It appears that the U.S. Central Intelligence Agency couldn’t even see through discredited security contractor Blackwater’s use of front companies in order to bid on jobs that were not open to them or that they would have been highly unlikely to get, hiring the disgraced firm for a number of contracts.
According to James Risen and Mark Mazzetti, writing in the New York Times, the bad boys of Blackwater snookered their way back into the employment of The Company with surprising ease:
Blackwater Worldwide created a web of more than 30 shell companies or subsidiaries in part to obtain millions of dollars in American government contracts after the security company came under intense criticism for reckless conduct in Iraq, according to Congressional investigators and former Blackwater officials.
While it is not clear how many of those businesses won contracts, at least three had deals with the United States military or the Central Intelligence Agency, according to former government and company officials. Since 2001, the intelligence agency has awarded up to $600 million in classified contracts to Blackwater and its affiliates, according to a United States government official.
Ping punked… Apple’s social media/music site near collapse from spam & other probs
|Apple’s foray into social music is not going well as its Ping service is experiencing a multitude of problems, including comment spam, a lack of promised functionality, and generally inconsistent user experience.
Security researcher Chet Wisniewski at Sophos said Apple is not employing any type of spam or URL filtering, as comments such as those advertising “free iPhones” were already appearing some 24 hours after the site’s launch. He also said that Apple has made it easy for those to abuse the service.

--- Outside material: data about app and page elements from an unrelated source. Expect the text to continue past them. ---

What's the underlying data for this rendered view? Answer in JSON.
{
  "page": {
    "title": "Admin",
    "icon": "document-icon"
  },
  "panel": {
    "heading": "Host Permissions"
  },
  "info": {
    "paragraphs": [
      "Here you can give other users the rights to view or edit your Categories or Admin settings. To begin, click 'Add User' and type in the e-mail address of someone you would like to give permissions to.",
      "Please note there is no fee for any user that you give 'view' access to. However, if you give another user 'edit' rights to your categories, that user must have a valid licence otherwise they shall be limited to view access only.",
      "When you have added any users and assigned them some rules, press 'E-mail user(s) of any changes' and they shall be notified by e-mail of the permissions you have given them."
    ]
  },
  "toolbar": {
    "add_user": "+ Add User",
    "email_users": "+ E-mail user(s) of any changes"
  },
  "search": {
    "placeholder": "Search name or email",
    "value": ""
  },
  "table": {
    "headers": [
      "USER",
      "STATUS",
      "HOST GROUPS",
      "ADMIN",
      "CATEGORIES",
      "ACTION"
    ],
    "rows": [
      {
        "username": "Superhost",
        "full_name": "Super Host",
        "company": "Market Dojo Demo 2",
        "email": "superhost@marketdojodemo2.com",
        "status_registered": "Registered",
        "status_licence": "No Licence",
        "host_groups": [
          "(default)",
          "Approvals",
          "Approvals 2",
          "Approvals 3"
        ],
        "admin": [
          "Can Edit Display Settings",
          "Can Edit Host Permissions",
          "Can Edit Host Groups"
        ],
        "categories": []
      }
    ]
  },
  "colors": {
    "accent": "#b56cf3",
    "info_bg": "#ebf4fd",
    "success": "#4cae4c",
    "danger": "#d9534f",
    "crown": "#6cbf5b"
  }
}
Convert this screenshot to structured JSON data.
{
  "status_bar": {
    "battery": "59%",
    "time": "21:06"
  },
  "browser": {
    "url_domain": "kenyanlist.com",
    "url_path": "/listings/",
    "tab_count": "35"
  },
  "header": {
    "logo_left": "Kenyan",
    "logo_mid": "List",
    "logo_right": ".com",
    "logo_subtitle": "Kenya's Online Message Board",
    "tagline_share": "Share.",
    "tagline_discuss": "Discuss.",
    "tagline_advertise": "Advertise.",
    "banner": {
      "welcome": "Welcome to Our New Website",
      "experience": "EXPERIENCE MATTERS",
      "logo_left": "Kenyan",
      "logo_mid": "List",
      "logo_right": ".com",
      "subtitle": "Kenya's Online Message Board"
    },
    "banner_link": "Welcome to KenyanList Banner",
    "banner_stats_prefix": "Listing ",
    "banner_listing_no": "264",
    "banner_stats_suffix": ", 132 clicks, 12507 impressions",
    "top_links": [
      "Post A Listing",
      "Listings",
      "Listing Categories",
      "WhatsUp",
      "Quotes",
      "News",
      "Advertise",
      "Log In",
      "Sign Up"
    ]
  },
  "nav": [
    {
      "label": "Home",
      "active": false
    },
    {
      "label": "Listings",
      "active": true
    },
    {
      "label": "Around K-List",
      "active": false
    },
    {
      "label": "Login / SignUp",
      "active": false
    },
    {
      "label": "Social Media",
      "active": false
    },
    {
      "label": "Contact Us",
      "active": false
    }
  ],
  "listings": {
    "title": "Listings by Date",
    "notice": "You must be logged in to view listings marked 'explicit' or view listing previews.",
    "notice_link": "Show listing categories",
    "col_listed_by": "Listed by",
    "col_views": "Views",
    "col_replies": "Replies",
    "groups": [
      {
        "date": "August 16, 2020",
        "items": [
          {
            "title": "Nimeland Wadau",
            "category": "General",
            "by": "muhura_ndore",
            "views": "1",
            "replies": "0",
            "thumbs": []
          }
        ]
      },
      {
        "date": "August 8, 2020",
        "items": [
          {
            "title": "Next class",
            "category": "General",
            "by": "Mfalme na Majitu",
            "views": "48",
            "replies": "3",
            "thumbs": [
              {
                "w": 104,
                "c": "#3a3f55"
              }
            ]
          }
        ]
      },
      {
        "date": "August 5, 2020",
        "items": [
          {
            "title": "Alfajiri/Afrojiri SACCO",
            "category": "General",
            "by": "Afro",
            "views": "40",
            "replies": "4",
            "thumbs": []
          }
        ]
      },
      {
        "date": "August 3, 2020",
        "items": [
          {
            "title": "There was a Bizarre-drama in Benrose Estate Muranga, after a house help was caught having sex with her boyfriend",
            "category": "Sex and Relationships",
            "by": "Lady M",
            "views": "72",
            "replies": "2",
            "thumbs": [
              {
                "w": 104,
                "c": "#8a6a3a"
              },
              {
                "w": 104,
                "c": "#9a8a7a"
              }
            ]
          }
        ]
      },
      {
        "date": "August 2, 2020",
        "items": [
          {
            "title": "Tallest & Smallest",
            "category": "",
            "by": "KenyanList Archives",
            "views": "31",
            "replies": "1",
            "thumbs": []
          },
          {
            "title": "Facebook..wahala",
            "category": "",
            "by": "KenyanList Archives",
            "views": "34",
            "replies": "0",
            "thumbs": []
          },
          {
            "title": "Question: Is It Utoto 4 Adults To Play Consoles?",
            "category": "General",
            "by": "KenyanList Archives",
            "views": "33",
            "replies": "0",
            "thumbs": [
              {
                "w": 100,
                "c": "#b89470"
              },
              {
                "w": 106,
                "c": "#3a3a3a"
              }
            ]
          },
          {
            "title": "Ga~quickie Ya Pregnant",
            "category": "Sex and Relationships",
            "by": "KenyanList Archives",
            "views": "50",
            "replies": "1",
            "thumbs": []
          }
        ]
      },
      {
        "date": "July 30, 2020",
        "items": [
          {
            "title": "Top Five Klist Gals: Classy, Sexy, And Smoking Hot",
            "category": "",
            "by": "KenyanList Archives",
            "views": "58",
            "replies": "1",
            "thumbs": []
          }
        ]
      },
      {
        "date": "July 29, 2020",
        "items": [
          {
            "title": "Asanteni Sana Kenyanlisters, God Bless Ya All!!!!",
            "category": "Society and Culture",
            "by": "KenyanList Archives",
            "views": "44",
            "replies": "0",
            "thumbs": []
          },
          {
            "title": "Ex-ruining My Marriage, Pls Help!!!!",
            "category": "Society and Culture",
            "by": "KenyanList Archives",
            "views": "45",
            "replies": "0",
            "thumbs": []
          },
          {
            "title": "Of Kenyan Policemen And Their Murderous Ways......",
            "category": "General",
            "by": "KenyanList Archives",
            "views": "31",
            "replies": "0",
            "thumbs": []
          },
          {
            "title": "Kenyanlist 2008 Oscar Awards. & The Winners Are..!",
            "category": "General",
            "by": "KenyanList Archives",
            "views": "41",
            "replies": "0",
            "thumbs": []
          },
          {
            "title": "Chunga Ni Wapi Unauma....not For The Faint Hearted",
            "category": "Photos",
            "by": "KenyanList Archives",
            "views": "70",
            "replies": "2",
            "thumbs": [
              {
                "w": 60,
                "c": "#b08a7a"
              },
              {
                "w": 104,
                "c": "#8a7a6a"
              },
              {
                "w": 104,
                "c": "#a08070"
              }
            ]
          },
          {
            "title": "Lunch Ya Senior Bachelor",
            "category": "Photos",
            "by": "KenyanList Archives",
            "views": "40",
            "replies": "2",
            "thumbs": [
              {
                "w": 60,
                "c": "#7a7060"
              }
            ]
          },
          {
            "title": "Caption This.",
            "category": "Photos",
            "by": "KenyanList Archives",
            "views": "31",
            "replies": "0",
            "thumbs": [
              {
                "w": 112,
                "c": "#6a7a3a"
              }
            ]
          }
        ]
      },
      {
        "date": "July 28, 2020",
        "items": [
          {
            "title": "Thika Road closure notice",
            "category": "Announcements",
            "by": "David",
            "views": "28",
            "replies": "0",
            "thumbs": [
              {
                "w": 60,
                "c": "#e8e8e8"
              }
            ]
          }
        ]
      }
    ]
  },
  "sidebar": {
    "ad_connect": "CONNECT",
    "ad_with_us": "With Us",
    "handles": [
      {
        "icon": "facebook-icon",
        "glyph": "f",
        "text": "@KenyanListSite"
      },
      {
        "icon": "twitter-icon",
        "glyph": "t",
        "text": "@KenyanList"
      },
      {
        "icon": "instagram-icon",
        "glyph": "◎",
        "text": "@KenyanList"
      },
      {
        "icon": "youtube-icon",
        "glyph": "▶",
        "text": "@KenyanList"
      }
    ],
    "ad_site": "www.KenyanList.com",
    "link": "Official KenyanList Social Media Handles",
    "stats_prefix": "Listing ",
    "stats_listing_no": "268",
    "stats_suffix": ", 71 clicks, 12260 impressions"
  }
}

“No credit card or other positive identification is required to participate,” he pointed out in a blog post. Without this, a user could create accounts easily simply by creating a bogus iTunes account which in turn would allow a bogus Ping account to be created.
Ping is also suffering from a case of overpromising and underdelivering, apparently. In his presentation on Wednesday, Apple CEO Steve Jobs said that the service would tie in with Facebook in order to assist in music discovery and finding friends to follow.
Unfortunately for Apple, Facebook is currently saying, no way…
|Facebook Zings Ping
The Facebook APIs that let other services, such as Ping, search for friends on the social networking giant’s site are normally open unless other services expect to make heavy use of them. If they do, they have to sign an agreement with Facebook.
The first round of negotiations between Apple and Facebook fell through because Cupertino found Facebook’s demands onerous, AllThingsD reported.
However, the Ping site continued to let subscribers search for friends on Facebook until Cupertino was denied access to the social networking giant’s APIs.
Apple and Facebook have resumed talks on letting Ping subscribers find their friends on Facebook, AllThingsD reported.
Fear and Loathing
Perhaps Facebook’s “onerous” demands were based on fears about a new influx of spam from the Ping service. Prior to Ping’s launch, Facebook had been hit by a wave of Apple-related spam, Graham Cluley, Sophos senior technology consultant, wrote in his blog. Often, the attacks will post bogus messages on the victim’s Wall advertising free iPads or iPhones.
“Facebook is definitely having huge challenges fighting the spam and scams,” Chester Wisniewski, a senior security advisor at Sophos, pointed out. “It’s looking closely at every link that comes into its service to see if it has malicious content. At this point anything that might introduce more nightmares to Facebook isn’t welcome.”
That fear, if it exists, is perhaps well founded — within 24 hours of its launch on Wednesday, Ping was hit by a wave of comment spam.